Trying a case in the court of public opinion is nothing new. But the use of social media in the second-degree murder trial of George Zimmerman, who killed 17-year-old Trayvon Martin in February 2012, has broken new ground.
Zimmerman’s media-savvy attorneys don’t just give news conferences and show their faces on cable news networks. They have a Twitter feed @GZLegalCase, with more than 6,500 followers, and a website devoted to their client’s case.
On the website, they acknowledge they are onto something new:
“We understand that it is unusual for a legal defense to maintain a social media presence on behalf of a defendant,” they write, “but we also acknowledge that this is a very unusual case.”
“We are not surprised to discover that our decision is controversial," they add. "Some have called it unethical, and some have called it brilliant…Using social media in a high-profile lawsuit is new, and relatively unprecedented, but that is only because social media itself is relatively new …. Social media in this day and age cannot be ignored, and it would be, in fact, irresponsible to ignore the robust online conversation.”
Robust is putting it mildly. It's like a war out there. Though lead defense attorney Mark O’Mara doesn’t come right out and say it, he's fighting fire with fire.
Social media, and public relations savvy, played a big part in getting Zimmerman indicted in the first place. After police in Sanford, Fla., declined to charge Zimmerman with a crime, Martin’s parents and attorneys launched the campaign of outrage that stirred the media and civil rights activists, leading to Zimmerman’s indictment by a special prosecutor.
Though the website is used primarily to collect money for Zimmerman’s living expenses and legal costs — estimated at $30,000 a month — it also serves as an information clearinghouse on the case, with court documents, trial updates and a media request form.
The site is also used to bludgeon public figures and commentators who dispute Zimmerman’s innocence.
In one instance, Zimmerman supporters were invited to bombard Rep. Frederica Wilson (D-Fla.) with protests after she introduced a resolution honoring Martin on what would have been his 18th birthday. In the resolution, she also called for an end to Florida’s “stand your ground” law. (Zimmerman’s lawyers are not relying on that statute; they are arguing a more straightforward self defense.)
In another, nearly 2,000 words were devoted to disputing the work of Washington Post columnist Jonathan Capehart, who is sympathetic to Martin and critical of Zimmerman.
What’s most interesting to me, though, is the amount of space devoted to explaining how Zimmerman has spent the hundreds of thousands of dollars that have flowed to him in donations since he was charged in May 2012.
Maybe it’s because they are defense attorneys, but they really sound defensive as they outline Zimmerman’s expenses for the eight-month period between last May and January:
“If $61,747.54 sounds like a lot of money for living expenses for 8 months — you are right. It’s more than most people earn in a year. Most of George’s living expenses for the first several months were allocated to providing a safe, secure place for George and his wife Shellie, to live.”

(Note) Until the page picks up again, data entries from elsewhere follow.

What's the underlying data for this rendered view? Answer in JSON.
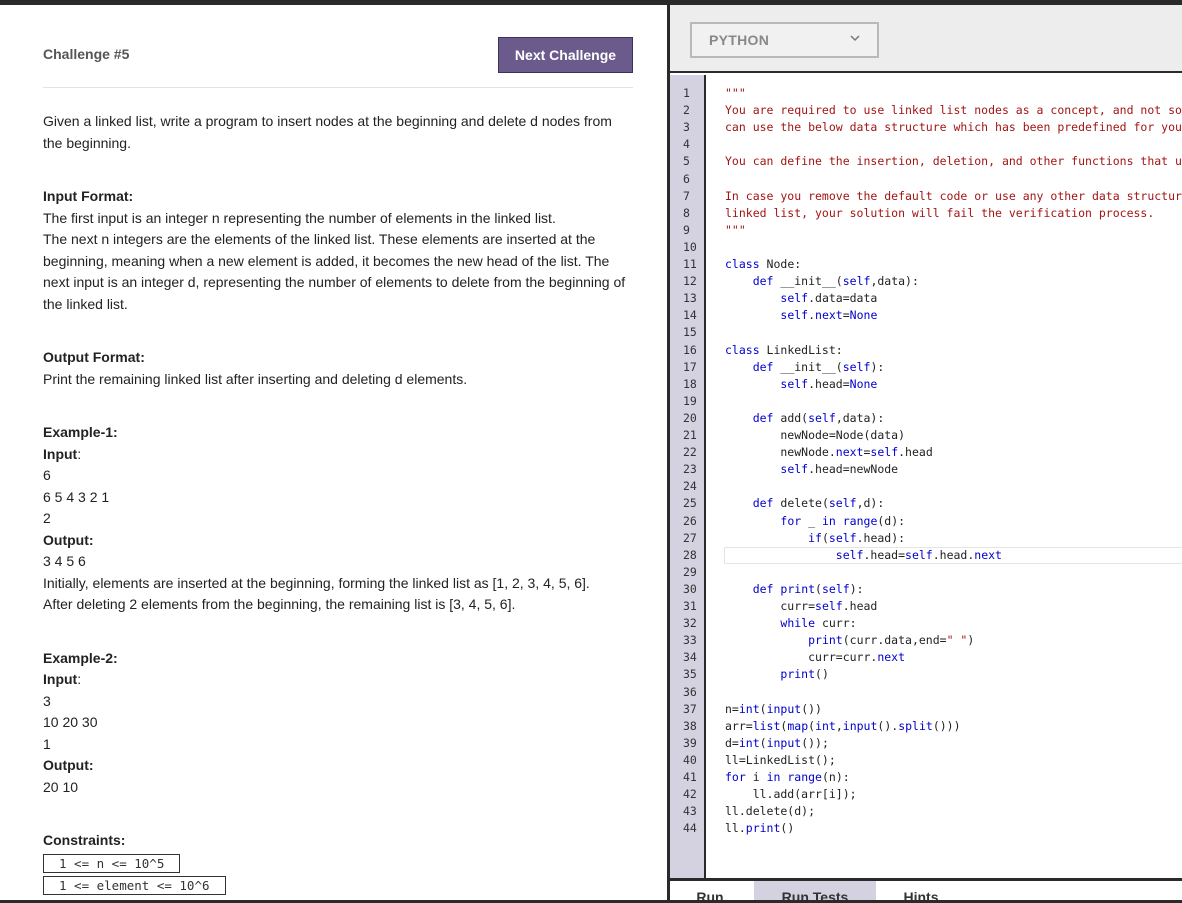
{
  "challenge": {
    "title": "Challenge #5",
    "next_button": "Next Challenge",
    "description": "Given a linked list, write a program to insert nodes at the beginning and delete d nodes from the beginning.",
    "input_format_heading": "Input Format:",
    "input_format_lines": [
      "The first input is an integer n representing the number of elements in the linked list.",
      "The next n integers are the elements of the linked list. These elements are inserted at the beginning, meaning when a new element is added, it becomes the new head of the list. The next input is an integer d, representing the number of elements to delete from the beginning of the linked list."
    ],
    "output_format_heading": "Output Format:",
    "output_format_text": "Print the remaining linked list after inserting and deleting d elements.",
    "example1": {
      "heading": "Example-1:",
      "input_label": "Input",
      "input_lines": [
        "6",
        "6 5 4 3 2 1",
        "2"
      ],
      "output_label": "Output:",
      "output_lines": [
        "3 4 5 6"
      ],
      "explanation": [
        "Initially, elements are inserted at the beginning, forming the linked list as [1, 2, 3, 4, 5, 6].",
        "After deleting 2 elements from the beginning, the remaining list is [3, 4, 5, 6]."
      ]
    },
    "example2": {
      "heading": "Example-2:",
      "input_label": "Input",
      "input_lines": [
        "3",
        "10 20 30",
        "1"
      ],
      "output_label": "Output:",
      "output_lines": [
        "20 10"
      ]
    },
    "constraints_heading": "Constraints:",
    "constraints": [
      "1 <= n <= 10^5",
      "1 <= element <= 10^6"
    ]
  },
  "editor": {
    "language": "PYTHON",
    "code_lines": [
      "\"\"\"",
      "You are required to use linked list nodes as a concept, and not solve it using other data structures. You",
      "can use the below data structure which has been predefined for you",
      "",
      "You can define the insertion, deletion, and other functions that use the below data structure.",
      "",
      "In case you remove the default code or use any other data structure or library to implement the",
      "linked list, your solution will fail the verification process.",
      "\"\"\"",
      "",
      "class Node:",
      "    def __init__(self,data):",
      "        self.data=data",
      "        self.next=None",
      "",
      "class LinkedList:",
      "    def __init__(self):",
      "        self.head=None",
      "",
      "    def add(self,data):",
      "        newNode=Node(data)",
      "        newNode.next=self.head",
      "        self.head=newNode",
      "",
      "    def delete(self,d):",
      "        for _ in range(d):",
      "            if(self.head):",
      "                self.head=self.head.next",
      "",
      "    def print(self):",
      "        curr=self.head",
      "        while curr:",
      "            print(curr.data,end=\" \")",
      "            curr=curr.next",
      "        print()",
      "",
      "n=int(input())",
      "arr=list(map(int,input().split()))",
      "d=int(input());",
      "ll=LinkedList();",
      "for i in range(n):",
      "    ll.add(arr[i]);",
      "ll.delete(d);",
      "ll.print()"
    ],
    "active_line": 28
  },
  "tabs": {
    "run": "Run",
    "run_tests": "Run Tests",
    "hints": "Hints"
  },
  "colors": {
    "accent_button": "#6b5b8c",
    "gutter": "#d4d1e0",
    "keyword": "#0000cc",
    "comment_string": "#a31515"
  }
}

(Shellie Zimmerman is in trouble of her own. In April, she was arrested on suspicion of perjury after telling a judge at her husband’s bond hearing that they were broke. Prosecutors say the couple had raised $130,000 in the previous two weeks. Her case has not yet gone to trial.)
Zimmerman, they said, also spent some $56,000 on security, $76,000 on legal costs, and another 10 grand or so on miscellaneous expenses. O'Mara and his co-counsel, Don West, note in several places that they have not been paid at all.

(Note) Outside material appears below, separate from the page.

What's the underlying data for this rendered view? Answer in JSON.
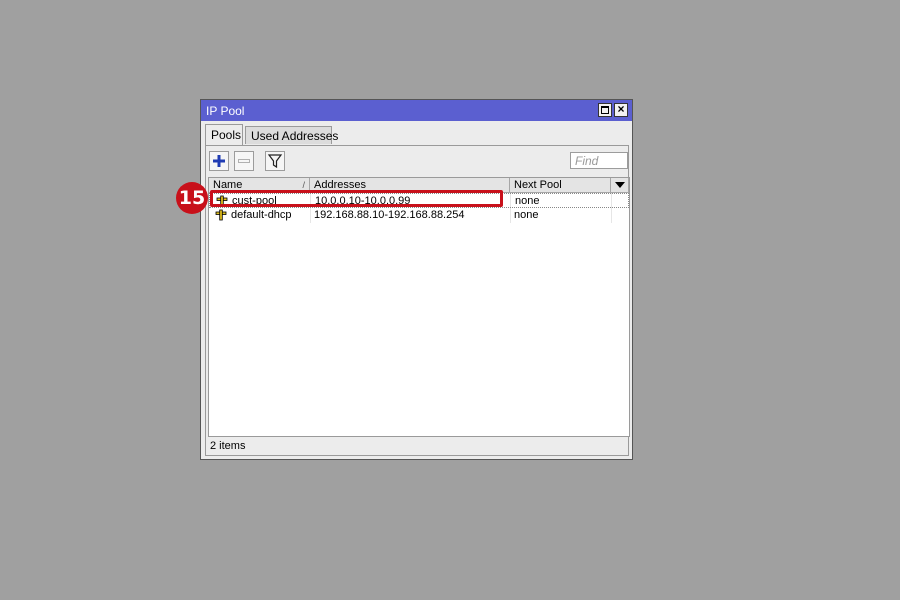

If you think a defense fund for a man who provoked a confrontation with an unarmed teenager is a little -- I don't know -- unseemly, allow Zimmerman’s attorneys to explain why the fundraising is in the public interest. They sounded this note of desperation on May 29, when the fund was out of money:
“Had we declared indigency, George’s defense would end up costing Florida taxpayers more than $1,000,000,” the defense wrote. “As it stands now, with a little extra support, we’re going to get through trial for less than half that figure, and we’ll have done it, not with tax-payer funds, but with money generously donated by people from across the country who believe George is innocent and that he is being wrongly prosecuted.”
A week later, the site noted, donations hit $77,000.
Twitter: @robinabcarianCopyright © 2014, The Baltimore Sun